A 75 degree day, buds emerging on trees, and the beautiful if incessant birdsong outside my window can only mean one thing: spring has sprung in the beautiful Bay State. And our legislators are celebrating the Equinox in the traditional Pagan manner: digging in their heels on their competing legislative priorities.

It’s a long Scoop today, so let’s dive right in.

State House Scoop

Report finds MA is underfunding early education by $1.5 billion

A special commission on early education found that early childhood education is overly expensive and inaccessible for many Bay Staters. The report details the need to expand childcare centers and increase funding to alleviate the financial burden faced in particular by low-income families. Recommendations in the report, totaling $1.5 billion in increased funding and services, include expanding eligibility for childcare subsidies and increasing workforce pay. 
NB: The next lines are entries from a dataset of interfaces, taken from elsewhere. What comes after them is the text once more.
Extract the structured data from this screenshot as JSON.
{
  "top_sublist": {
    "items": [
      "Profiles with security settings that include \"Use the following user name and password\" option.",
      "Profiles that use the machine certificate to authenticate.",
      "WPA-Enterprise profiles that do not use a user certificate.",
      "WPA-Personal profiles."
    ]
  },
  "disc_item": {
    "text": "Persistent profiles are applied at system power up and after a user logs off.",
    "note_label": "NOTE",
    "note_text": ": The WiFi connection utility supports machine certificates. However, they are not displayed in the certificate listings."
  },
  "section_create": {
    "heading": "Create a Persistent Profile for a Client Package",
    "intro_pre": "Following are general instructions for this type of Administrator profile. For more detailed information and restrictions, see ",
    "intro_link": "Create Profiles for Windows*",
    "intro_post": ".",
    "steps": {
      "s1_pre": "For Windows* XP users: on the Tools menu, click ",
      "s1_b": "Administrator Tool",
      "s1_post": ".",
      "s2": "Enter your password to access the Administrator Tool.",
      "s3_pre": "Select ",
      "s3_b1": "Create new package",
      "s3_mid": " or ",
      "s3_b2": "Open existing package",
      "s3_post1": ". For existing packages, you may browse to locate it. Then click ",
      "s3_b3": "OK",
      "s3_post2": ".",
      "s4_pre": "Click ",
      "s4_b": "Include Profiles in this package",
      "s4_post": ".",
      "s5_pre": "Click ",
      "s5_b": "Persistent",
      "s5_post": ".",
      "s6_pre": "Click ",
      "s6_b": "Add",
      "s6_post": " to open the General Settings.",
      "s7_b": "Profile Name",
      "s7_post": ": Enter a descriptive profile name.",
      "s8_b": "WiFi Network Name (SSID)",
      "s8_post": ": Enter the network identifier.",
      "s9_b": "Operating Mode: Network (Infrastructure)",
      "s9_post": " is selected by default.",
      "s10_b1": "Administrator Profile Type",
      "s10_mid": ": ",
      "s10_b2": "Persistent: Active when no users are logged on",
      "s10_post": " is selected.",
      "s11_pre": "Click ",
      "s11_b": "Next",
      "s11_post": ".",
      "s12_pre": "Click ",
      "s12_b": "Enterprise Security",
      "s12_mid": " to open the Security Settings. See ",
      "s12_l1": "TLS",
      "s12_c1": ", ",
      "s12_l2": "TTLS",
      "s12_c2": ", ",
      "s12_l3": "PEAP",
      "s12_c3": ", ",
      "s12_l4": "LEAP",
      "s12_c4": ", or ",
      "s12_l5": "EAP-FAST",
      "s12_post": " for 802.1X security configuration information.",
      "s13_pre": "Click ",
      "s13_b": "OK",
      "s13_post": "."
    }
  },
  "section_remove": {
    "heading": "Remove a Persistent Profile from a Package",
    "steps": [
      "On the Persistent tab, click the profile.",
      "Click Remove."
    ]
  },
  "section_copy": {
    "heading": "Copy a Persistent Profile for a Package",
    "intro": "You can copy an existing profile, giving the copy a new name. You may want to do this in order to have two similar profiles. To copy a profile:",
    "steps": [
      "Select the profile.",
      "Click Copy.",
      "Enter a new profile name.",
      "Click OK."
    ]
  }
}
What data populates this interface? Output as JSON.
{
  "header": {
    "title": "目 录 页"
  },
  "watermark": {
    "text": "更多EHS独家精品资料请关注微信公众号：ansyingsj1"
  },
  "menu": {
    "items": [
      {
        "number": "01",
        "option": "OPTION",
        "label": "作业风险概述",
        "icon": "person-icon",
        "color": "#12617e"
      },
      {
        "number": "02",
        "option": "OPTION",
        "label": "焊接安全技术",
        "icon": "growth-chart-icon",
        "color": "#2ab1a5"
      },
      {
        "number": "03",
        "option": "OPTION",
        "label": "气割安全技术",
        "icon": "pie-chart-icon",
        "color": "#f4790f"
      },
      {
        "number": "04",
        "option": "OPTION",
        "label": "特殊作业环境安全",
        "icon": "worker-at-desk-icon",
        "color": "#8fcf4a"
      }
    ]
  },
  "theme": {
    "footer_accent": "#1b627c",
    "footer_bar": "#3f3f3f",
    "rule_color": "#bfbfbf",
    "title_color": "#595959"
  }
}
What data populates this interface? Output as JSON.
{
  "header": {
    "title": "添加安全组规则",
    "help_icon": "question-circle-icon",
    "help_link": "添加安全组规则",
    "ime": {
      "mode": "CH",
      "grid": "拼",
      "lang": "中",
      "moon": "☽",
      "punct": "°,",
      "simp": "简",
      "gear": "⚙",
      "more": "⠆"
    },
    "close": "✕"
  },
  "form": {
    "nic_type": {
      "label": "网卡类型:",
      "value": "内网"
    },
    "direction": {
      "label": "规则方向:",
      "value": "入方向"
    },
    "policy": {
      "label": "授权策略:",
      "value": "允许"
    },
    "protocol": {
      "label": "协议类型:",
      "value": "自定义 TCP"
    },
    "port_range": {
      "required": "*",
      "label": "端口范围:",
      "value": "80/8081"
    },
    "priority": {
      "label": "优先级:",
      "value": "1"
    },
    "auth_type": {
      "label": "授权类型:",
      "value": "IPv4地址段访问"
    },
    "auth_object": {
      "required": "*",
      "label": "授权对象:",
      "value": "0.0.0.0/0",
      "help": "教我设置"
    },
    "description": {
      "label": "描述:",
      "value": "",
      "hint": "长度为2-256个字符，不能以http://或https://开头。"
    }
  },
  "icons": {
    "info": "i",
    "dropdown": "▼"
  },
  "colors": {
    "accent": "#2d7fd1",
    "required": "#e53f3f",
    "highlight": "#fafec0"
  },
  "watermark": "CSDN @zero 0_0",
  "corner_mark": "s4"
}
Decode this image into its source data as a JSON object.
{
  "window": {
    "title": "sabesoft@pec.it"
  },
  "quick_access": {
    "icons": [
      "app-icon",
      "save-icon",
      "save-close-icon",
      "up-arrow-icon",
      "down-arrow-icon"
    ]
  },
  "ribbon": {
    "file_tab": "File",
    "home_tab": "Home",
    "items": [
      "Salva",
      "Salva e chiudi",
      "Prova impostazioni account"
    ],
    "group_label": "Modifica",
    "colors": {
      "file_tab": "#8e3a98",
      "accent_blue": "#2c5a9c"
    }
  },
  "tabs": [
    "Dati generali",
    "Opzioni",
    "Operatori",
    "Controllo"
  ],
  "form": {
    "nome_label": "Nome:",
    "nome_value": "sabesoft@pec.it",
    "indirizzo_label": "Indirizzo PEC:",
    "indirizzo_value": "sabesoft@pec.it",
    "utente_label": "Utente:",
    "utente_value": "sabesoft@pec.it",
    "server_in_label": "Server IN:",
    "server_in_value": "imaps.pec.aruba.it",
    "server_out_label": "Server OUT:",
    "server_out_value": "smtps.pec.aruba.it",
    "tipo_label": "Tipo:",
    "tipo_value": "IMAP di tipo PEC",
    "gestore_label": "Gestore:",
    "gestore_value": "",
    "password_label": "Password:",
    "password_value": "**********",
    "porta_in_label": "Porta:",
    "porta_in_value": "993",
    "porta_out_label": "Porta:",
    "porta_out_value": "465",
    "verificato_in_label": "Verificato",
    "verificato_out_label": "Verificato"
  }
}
The Senate hinted at the beginning of this session they hoped to take up legislation related to childcare and early education. Let’s hope they do, swiftly, and that it looks as much like universal pre-k as possible. Whether the House has any interest in such a bill is another question entirely.

Baker hopes to expand access to mental, primary health care

On Tuesday, Governor Baker introduced a healthcare bill intended to address some lasting impacts of covid. The plan would increase the healthcare sector’s investment in primary and mental health care, which currently only make up 15% of healthcare spending. For those of you keeping track, this marks three competing healthcare reform initiatives this session, alongside Spilka’s prescription drug cost bill and Mariano’s community hospital bill. 

Judiciary Committee questions Baker admin’s dedication to criminal justice reform 

In a nine-page letter, the chair of the House’s Judiciary Committee Rep. Michael Day criticized the Baker administration for their refusal to implement several elements of the 2018 and 2020 criminal justice reform laws. Specifically, Day cites the administration’s failure to test sexual assault kits in a timely manner, the Department of Correction’s workaround to continue prolonged periods of solitary confinement, and a regulation on the books permitting the use of choke holds despite their illegality. Or as Day aptly puts it, “some disturbing instances of noncompliance.” 

House passes bill banning discrimination based on natural hairstyles

In a piece of good news from the State House, the House unanimously passed a bill on Thursday prohibiting discrimination based on “natural and protective hairstyles such as braids, locks, twists, Bantu knots and other formations." The bill originated in a case in Malden where two Black students were regularly punished for their braid extensions until the Attorney General stepped in. 

House passes resolution to expedite resettlement of Ukrainian refugees in MA

In a bipartisan effort, Speaker Mariano and Minority Leader Jones spearheaded a resolution that called on both the governor and federal government to provide “expedited consideration” for Ukrainians seeking refuge in Massachusetts. 


Take Action

Join IMC and Act on Mass for a Conversation with Author David Pepper Tuesday 3/29 @ 7:00

We’re thrilled to be co-hosting Indivisible Mass Coalition’s statewide call with guest speaker David Pepper, the author of Laboratories of Autocracy: A Wake Up Call From Behind the Lines. 



And last, a not-so-fun fact to kick off your weekend brought to us by David Pepper:

“…it’s anonymous, often corrupt politicians in statehouses across the country who pose the greatest dangers to American democracy. Amid all the chaos, these statehouses are hard at work, every day, hacking away at core principles and protections of our democratic system. And they’re getting more audacious every year.

Why do these statehouses seem so impossible to stop? Because more than most appreciate, in state after state, they no longer operate as functioning democratic institutions. And without basic democracy at the state level, all the incentives are warped—these politicians are rewarded for attacks on democracy and actions that sacrifice public outcomes for private profiteering.” (David Pepper, Laboratories of Autocracy)


Thank you for making it through this long edition of the Scoop!

Enjoy the rest of your weekend.